Material for this task =
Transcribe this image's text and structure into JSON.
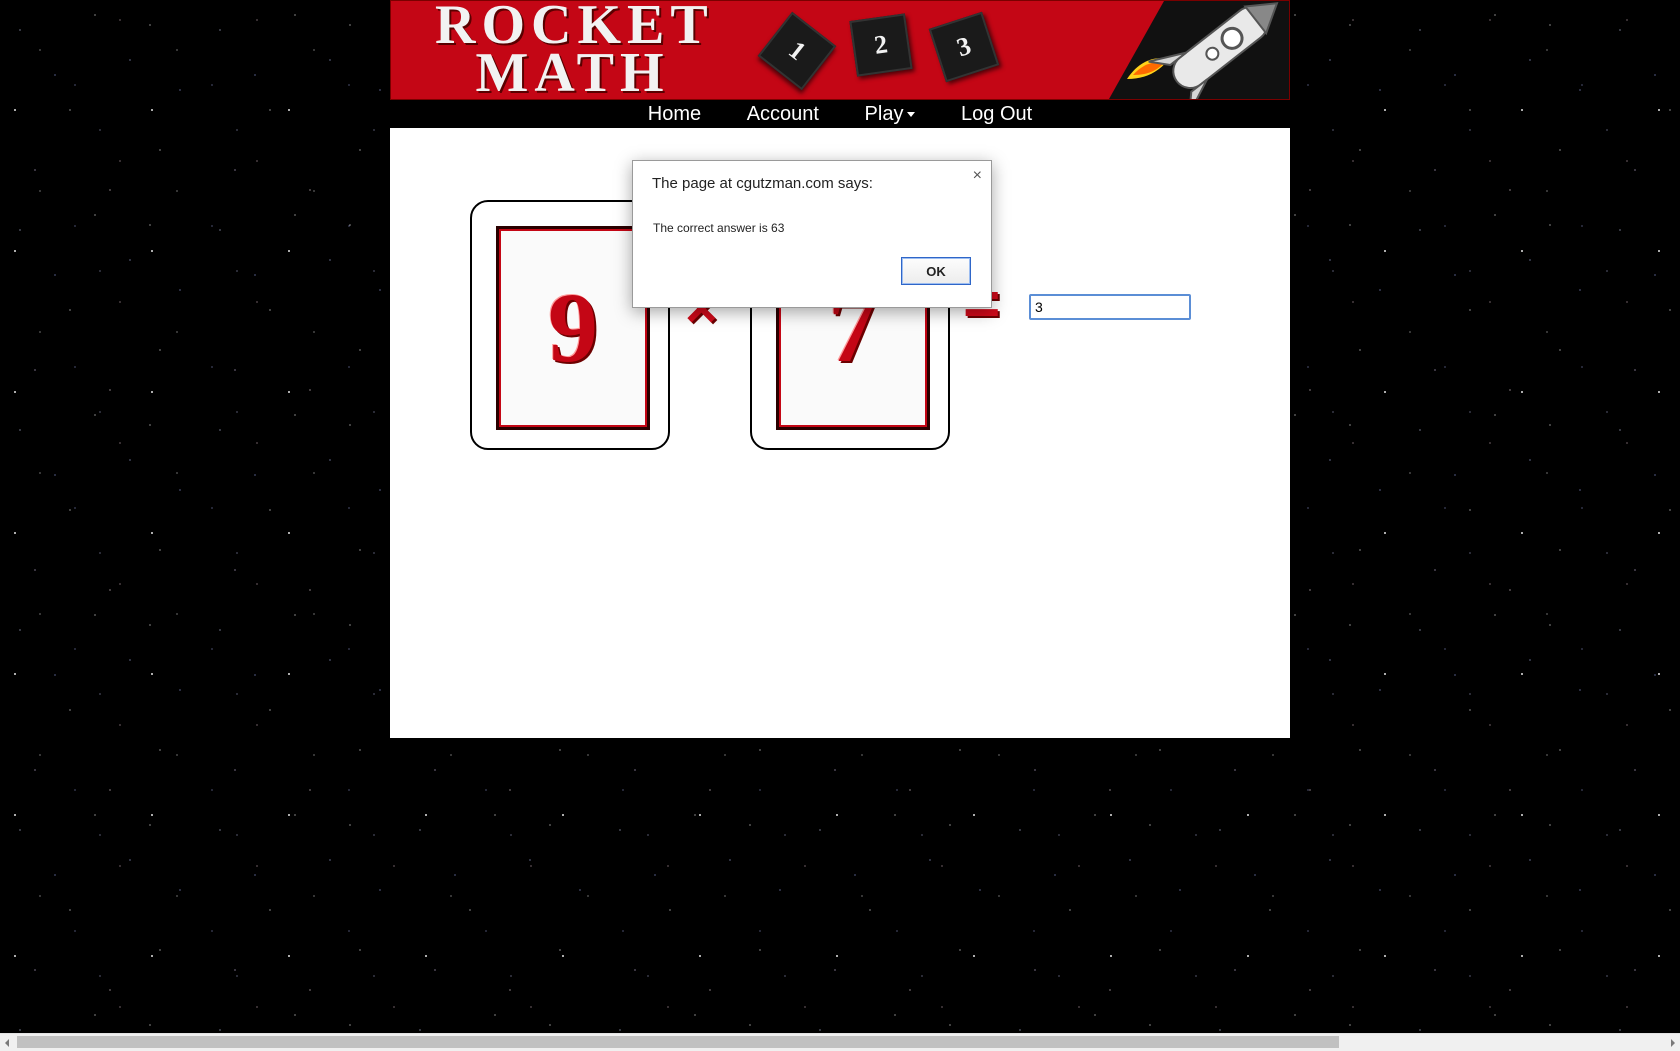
{
  "header": {
    "logo_line1": "ROCKET",
    "logo_line2": "MATH",
    "tiles": [
      "1",
      "2",
      "3"
    ],
    "banner_color": "#c40615"
  },
  "nav": {
    "items": [
      {
        "label": "Home"
      },
      {
        "label": "Account"
      },
      {
        "label": "Play",
        "has_dropdown": true
      },
      {
        "label": "Log Out"
      }
    ]
  },
  "problem": {
    "operand1": "9",
    "operator": "×",
    "operand2": "7",
    "equals": "=",
    "answer_value": "3"
  },
  "dialog": {
    "title": "The page at cgutzman.com says:",
    "message": "The correct answer is 63",
    "ok_label": "OK",
    "close_icon": "×"
  },
  "colors": {
    "accent": "#c40615",
    "background": "#000000",
    "content": "#ffffff"
  }
}
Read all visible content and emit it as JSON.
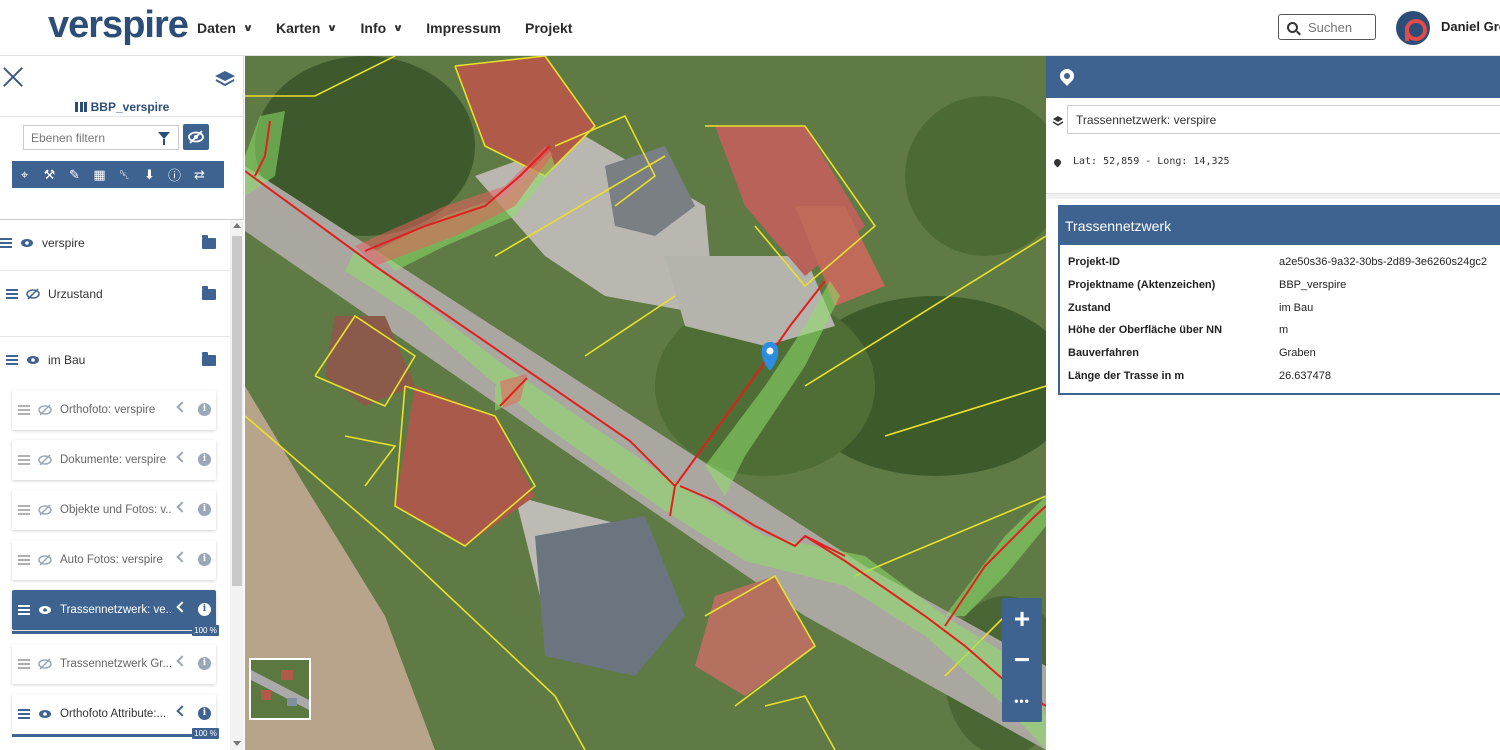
{
  "header": {
    "logo_main": "verspire",
    "nav": [
      "Daten",
      "Karten",
      "Info",
      "Impressum",
      "Projekt"
    ],
    "search_placeholder": "Suchen",
    "user_name": "Daniel Gre"
  },
  "sidebar": {
    "project_name": "BBP_verspire",
    "filter_placeholder": "Ebenen filtern",
    "toolbar_icons": [
      "zoom-extent-icon",
      "wrench-icon",
      "brush-icon",
      "table-icon",
      "trash-icon",
      "download-icon",
      "info-icon",
      "swap-icon"
    ],
    "groups": [
      {
        "label": "verspire",
        "visible": true
      },
      {
        "label": "Urzustand",
        "visible": false
      },
      {
        "label": "im Bau",
        "visible": true
      }
    ],
    "layers": [
      {
        "label": "Orthofoto: verspire",
        "visible": false
      },
      {
        "label": "Dokumente: verspire",
        "visible": false
      },
      {
        "label": "Objekte und Fotos: v...",
        "visible": false
      },
      {
        "label": "Auto Fotos: verspire",
        "visible": false
      },
      {
        "label": "Trassennetzwerk: ve...",
        "visible": true,
        "active": true,
        "opacity": "100 %"
      },
      {
        "label": "Trassennetzwerk Gr...",
        "visible": false
      },
      {
        "label": "Orthofoto Attribute:...",
        "visible": true,
        "opacity": "100 %"
      }
    ]
  },
  "map": {
    "zoom_in": "+",
    "zoom_out": "−",
    "more": "•••"
  },
  "info_panel": {
    "selected_layer": "Trassennetzwerk: verspire",
    "coordinates": "Lat: 52,859 - Long: 14,325",
    "feature_title": "Trassennetzwerk",
    "attributes": [
      {
        "key": "Projekt-ID",
        "value": "a2e50s36-9a32-30bs-2d89-3e6260s24gc2"
      },
      {
        "key": "Projektname (Aktenzeichen)",
        "value": "BBP_verspire"
      },
      {
        "key": "Zustand",
        "value": "im Bau"
      },
      {
        "key": "Höhe der Oberfläche über NN",
        "value": "m"
      },
      {
        "key": "Bauverfahren",
        "value": "Graben"
      },
      {
        "key": "Länge der Trasse in m",
        "value": "26.637478"
      }
    ]
  },
  "colors": {
    "primary": "#3f6390",
    "brand_blue": "#2c4d78",
    "brand_red": "#e54a4a",
    "route_red": "#e02020",
    "parcel_yellow": "#e8e02a",
    "buffer_green": "#8ee06a"
  }
}
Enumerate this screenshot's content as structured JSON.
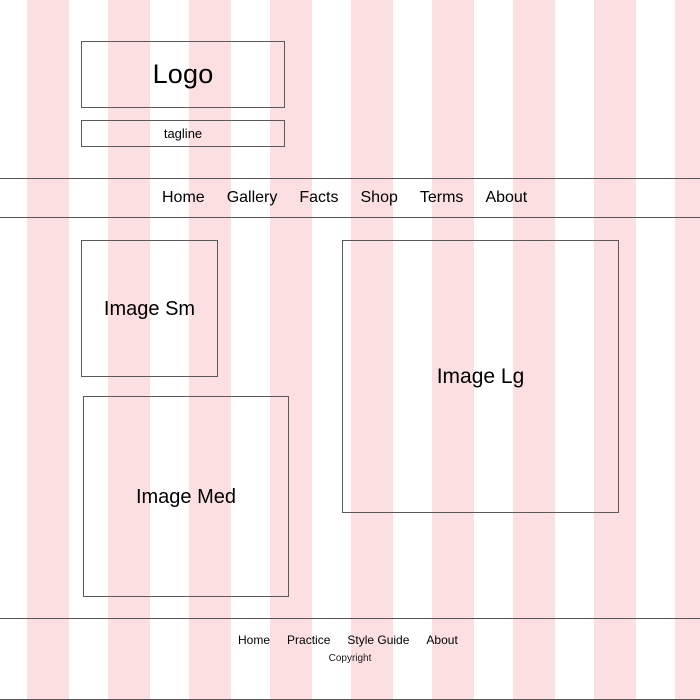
{
  "theme": {
    "stripe_color": "#fcdfe0",
    "background_color": "#ffffff",
    "border_color": "#5a5a5a",
    "rule_color": "#555555",
    "text_color": "#000000"
  },
  "header": {
    "logo_label": "Logo",
    "tagline_label": "tagline"
  },
  "main_nav": {
    "items": [
      {
        "label": "Home"
      },
      {
        "label": "Gallery"
      },
      {
        "label": "Facts"
      },
      {
        "label": "Shop"
      },
      {
        "label": "Terms"
      },
      {
        "label": "About"
      }
    ]
  },
  "content": {
    "images": [
      {
        "label": "Image Sm"
      },
      {
        "label": "Image Med"
      },
      {
        "label": "Image Lg"
      }
    ]
  },
  "footer": {
    "items": [
      {
        "label": "Home"
      },
      {
        "label": "Practice"
      },
      {
        "label": "Style Guide"
      },
      {
        "label": "About"
      }
    ],
    "copyright": "Copyright"
  }
}
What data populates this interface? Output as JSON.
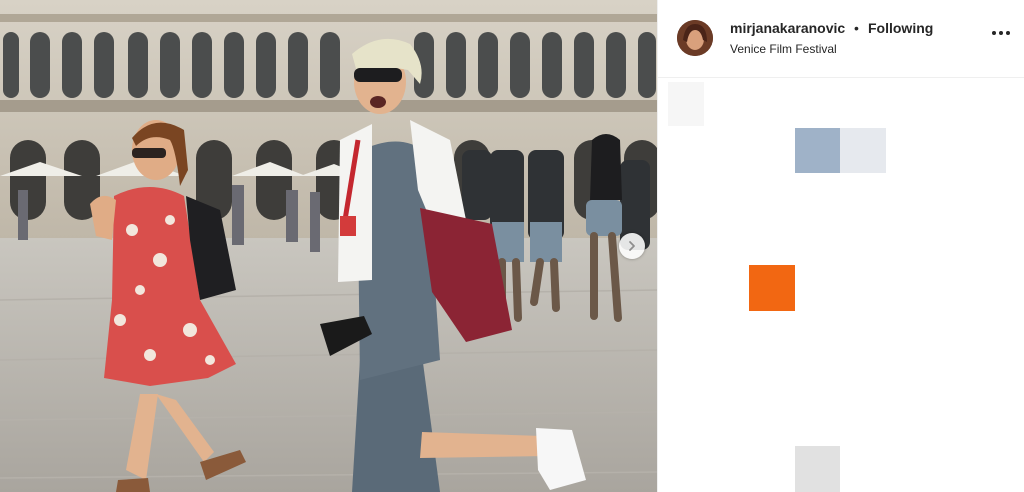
{
  "post": {
    "username": "mirjanakaranovic",
    "separator": "•",
    "follow_status": "Following",
    "location": "Venice Film Festival"
  },
  "photo": {
    "description_icon": "photo",
    "next_icon": "chevron-right-icon"
  },
  "placeholders": {
    "colors": [
      "#9fb2c8",
      "#e6e9ee",
      "#f26712",
      "#e1e1e1",
      "#f6f6f6"
    ]
  }
}
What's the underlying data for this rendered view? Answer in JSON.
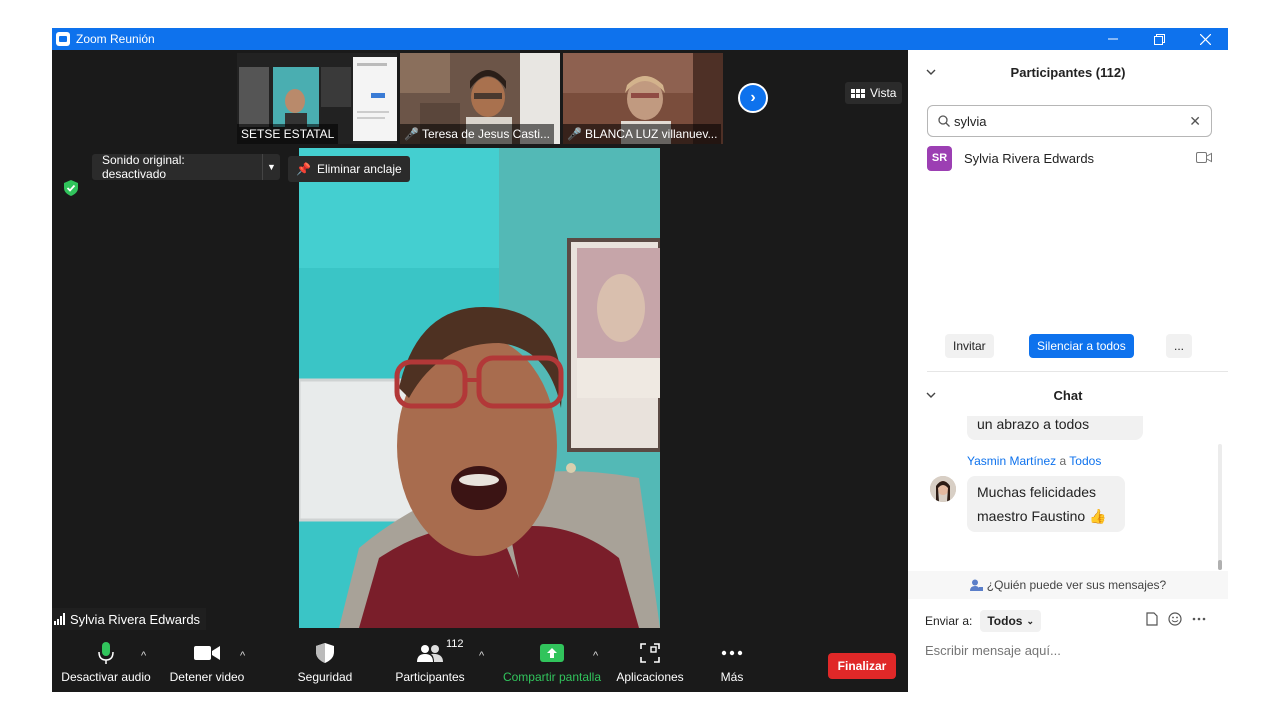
{
  "window": {
    "title": "Zoom Reunión",
    "controls": [
      "minimize-icon",
      "restore-icon",
      "close-icon"
    ]
  },
  "thumbnails": [
    {
      "name": "SETSE ESTATAL",
      "muted": false
    },
    {
      "name": "Teresa de Jesus Casti...",
      "muted": true
    },
    {
      "name": "BLANCA LUZ villanuev...",
      "muted": true
    }
  ],
  "view_button": {
    "label": "Vista",
    "icon": "grid-icon"
  },
  "sound": {
    "label": "Sonido original: desactivado"
  },
  "unpin": {
    "label": "Eliminar anclaje"
  },
  "speaker": {
    "name": "Sylvia Rivera Edwards"
  },
  "toolbar": {
    "mute_label": "Desactivar audio",
    "video_label": "Detener video",
    "security_label": "Seguridad",
    "participants_label": "Participantes",
    "participants_count": "112",
    "share_label": "Compartir pantalla",
    "apps_label": "Aplicaciones",
    "more_label": "Más",
    "end_label": "Finalizar",
    "share_color": "#31c45c",
    "end_color": "#e02828"
  },
  "participants_panel": {
    "title": "Participantes (112)",
    "search_value": "sylvia",
    "results": [
      {
        "initials": "SR",
        "name": "Sylvia Rivera Edwards",
        "avatar_color": "#9c3fb3"
      }
    ],
    "invite_label": "Invitar",
    "mute_all_label": "Silenciar a todos",
    "more_label": "..."
  },
  "chat": {
    "title": "Chat",
    "messages": [
      {
        "sender": "",
        "to": "",
        "text": "un abrazo a todos"
      },
      {
        "sender": "Yasmin Martínez",
        "connector": "a",
        "to": "Todos",
        "text_line1": "Muchas felicidades",
        "text_line2": "maestro Faustino",
        "emoji": "👍"
      }
    ],
    "who_can_see": "¿Quién puede ver sus mensajes?",
    "send_to_label": "Enviar a:",
    "send_to_value": "Todos",
    "input_placeholder": "Escribir mensaje aquí..."
  },
  "accent_color": "#0e72ed"
}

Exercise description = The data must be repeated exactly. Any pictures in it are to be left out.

Finished exercise =
Transcribe this image's text and structure into JSON.
{
  "header": {
    "logo_line1": "ROCKET",
    "logo_line2": "MATH",
    "tiles": [
      "1",
      "2",
      "3"
    ],
    "banner_color": "#c40615"
  },
  "nav": {
    "items": [
      {
        "label": "Home"
      },
      {
        "label": "Account"
      },
      {
        "label": "Play",
        "has_dropdown": true
      },
      {
        "label": "Log Out"
      }
    ]
  },
  "problem": {
    "operand1": "9",
    "operator": "×",
    "operand2": "7",
    "equals": "=",
    "answer_value": "3"
  },
  "dialog": {
    "title": "The page at cgutzman.com says:",
    "message": "The correct answer is 63",
    "ok_label": "OK",
    "close_icon": "×"
  },
  "colors": {
    "accent": "#c40615",
    "background": "#000000",
    "content": "#ffffff"
  }
}
Read all visible content and emit it as JSON.
{
  "header": {
    "logo_main": "verspire",
    "nav": [
      "Daten",
      "Karten",
      "Info",
      "Impressum",
      "Projekt"
    ],
    "search_placeholder": "Suchen",
    "user_name": "Daniel Gre"
  },
  "sidebar": {
    "project_name": "BBP_verspire",
    "filter_placeholder": "Ebenen filtern",
    "toolbar_icons": [
      "zoom-extent-icon",
      "wrench-icon",
      "brush-icon",
      "table-icon",
      "trash-icon",
      "download-icon",
      "info-icon",
      "swap-icon"
    ],
    "groups": [
      {
        "label": "verspire",
        "visible": true
      },
      {
        "label": "Urzustand",
        "visible": false
      },
      {
        "label": "im Bau",
        "visible": true
      }
    ],
    "layers": [
      {
        "label": "Orthofoto: verspire",
        "visible": false
      },
      {
        "label": "Dokumente: verspire",
        "visible": false
      },
      {
        "label": "Objekte und Fotos: v...",
        "visible": false
      },
      {
        "label": "Auto Fotos: verspire",
        "visible": false
      },
      {
        "label": "Trassennetzwerk: ve...",
        "visible": true,
        "active": true,
        "opacity": "100 %"
      },
      {
        "label": "Trassennetzwerk Gr...",
        "visible": false
      },
      {
        "label": "Orthofoto Attribute:...",
        "visible": true,
        "opacity": "100 %"
      }
    ]
  },
  "map": {
    "zoom_in": "+",
    "zoom_out": "−",
    "more": "•••"
  },
  "info_panel": {
    "selected_layer": "Trassennetzwerk: verspire",
    "coordinates": "Lat: 52,859 - Long: 14,325",
    "feature_title": "Trassennetzwerk",
    "attributes": [
      {
        "key": "Projekt-ID",
        "value": "a2e50s36-9a32-30bs-2d89-3e6260s24gc2"
      },
      {
        "key": "Projektname (Aktenzeichen)",
        "value": "BBP_verspire"
      },
      {
        "key": "Zustand",
        "value": "im Bau"
      },
      {
        "key": "Höhe der Oberfläche über NN",
        "value": "m"
      },
      {
        "key": "Bauverfahren",
        "value": "Graben"
      },
      {
        "key": "Länge der Trasse in m",
        "value": "26.637478"
      }
    ]
  },
  "colors": {
    "primary": "#3f6390",
    "brand_blue": "#2c4d78",
    "brand_red": "#e54a4a",
    "route_red": "#e02020",
    "parcel_yellow": "#e8e02a",
    "buffer_green": "#8ee06a"
  }
}
Enumerate this screenshot's content as structured JSON.
{
  "theme": {
    "stripe_color": "#fcdfe0",
    "background_color": "#ffffff",
    "border_color": "#5a5a5a",
    "rule_color": "#555555",
    "text_color": "#000000"
  },
  "header": {
    "logo_label": "Logo",
    "tagline_label": "tagline"
  },
  "main_nav": {
    "items": [
      {
        "label": "Home"
      },
      {
        "label": "Gallery"
      },
      {
        "label": "Facts"
      },
      {
        "label": "Shop"
      },
      {
        "label": "Terms"
      },
      {
        "label": "About"
      }
    ]
  },
  "content": {
    "images": [
      {
        "label": "Image Sm"
      },
      {
        "label": "Image Med"
      },
      {
        "label": "Image Lg"
      }
    ]
  },
  "footer": {
    "items": [
      {
        "label": "Home"
      },
      {
        "label": "Practice"
      },
      {
        "label": "Style Guide"
      },
      {
        "label": "About"
      }
    ],
    "copyright": "Copyright"
  }
}
What data populates this interface? Output as JSON.
{
  "post": {
    "username": "mirjanakaranovic",
    "separator": "•",
    "follow_status": "Following",
    "location": "Venice Film Festival"
  },
  "photo": {
    "description_icon": "photo",
    "next_icon": "chevron-right-icon"
  },
  "placeholders": {
    "colors": [
      "#9fb2c8",
      "#e6e9ee",
      "#f26712",
      "#e1e1e1",
      "#f6f6f6"
    ]
  }
}
What's the underlying data for this rendered view? Answer in JSON.
{
  "window": {
    "title": "Zoom Reunión",
    "controls": [
      "minimize-icon",
      "restore-icon",
      "close-icon"
    ]
  },
  "thumbnails": [
    {
      "name": "SETSE ESTATAL",
      "muted": false
    },
    {
      "name": "Teresa de Jesus Casti...",
      "muted": true
    },
    {
      "name": "BLANCA LUZ villanuev...",
      "muted": true
    }
  ],
  "view_button": {
    "label": "Vista",
    "icon": "grid-icon"
  },
  "sound": {
    "label": "Sonido original: desactivado"
  },
  "unpin": {
    "label": "Eliminar anclaje"
  },
  "speaker": {
    "name": "Sylvia Rivera Edwards"
  },
  "toolbar": {
    "mute_label": "Desactivar audio",
    "video_label": "Detener video",
    "security_label": "Seguridad",
    "participants_label": "Participantes",
    "participants_count": "112",
    "share_label": "Compartir pantalla",
    "apps_label": "Aplicaciones",
    "more_label": "Más",
    "end_label": "Finalizar",
    "share_color": "#31c45c",
    "end_color": "#e02828"
  },
  "participants_panel": {
    "title": "Participantes (112)",
    "search_value": "sylvia",
    "results": [
      {
        "initials": "SR",
        "name": "Sylvia Rivera Edwards",
        "avatar_color": "#9c3fb3"
      }
    ],
    "invite_label": "Invitar",
    "mute_all_label": "Silenciar a todos",
    "more_label": "..."
  },
  "chat": {
    "title": "Chat",
    "messages": [
      {
        "sender": "",
        "to": "",
        "text": "un abrazo a todos"
      },
      {
        "sender": "Yasmin Martínez",
        "connector": "a",
        "to": "Todos",
        "text_line1": "Muchas felicidades",
        "text_line2": "maestro Faustino",
        "emoji": "👍"
      }
    ],
    "who_can_see": "¿Quién puede ver sus mensajes?",
    "send_to_label": "Enviar a:",
    "send_to_value": "Todos",
    "input_placeholder": "Escribir mensaje aquí..."
  },
  "accent_color": "#0e72ed"
}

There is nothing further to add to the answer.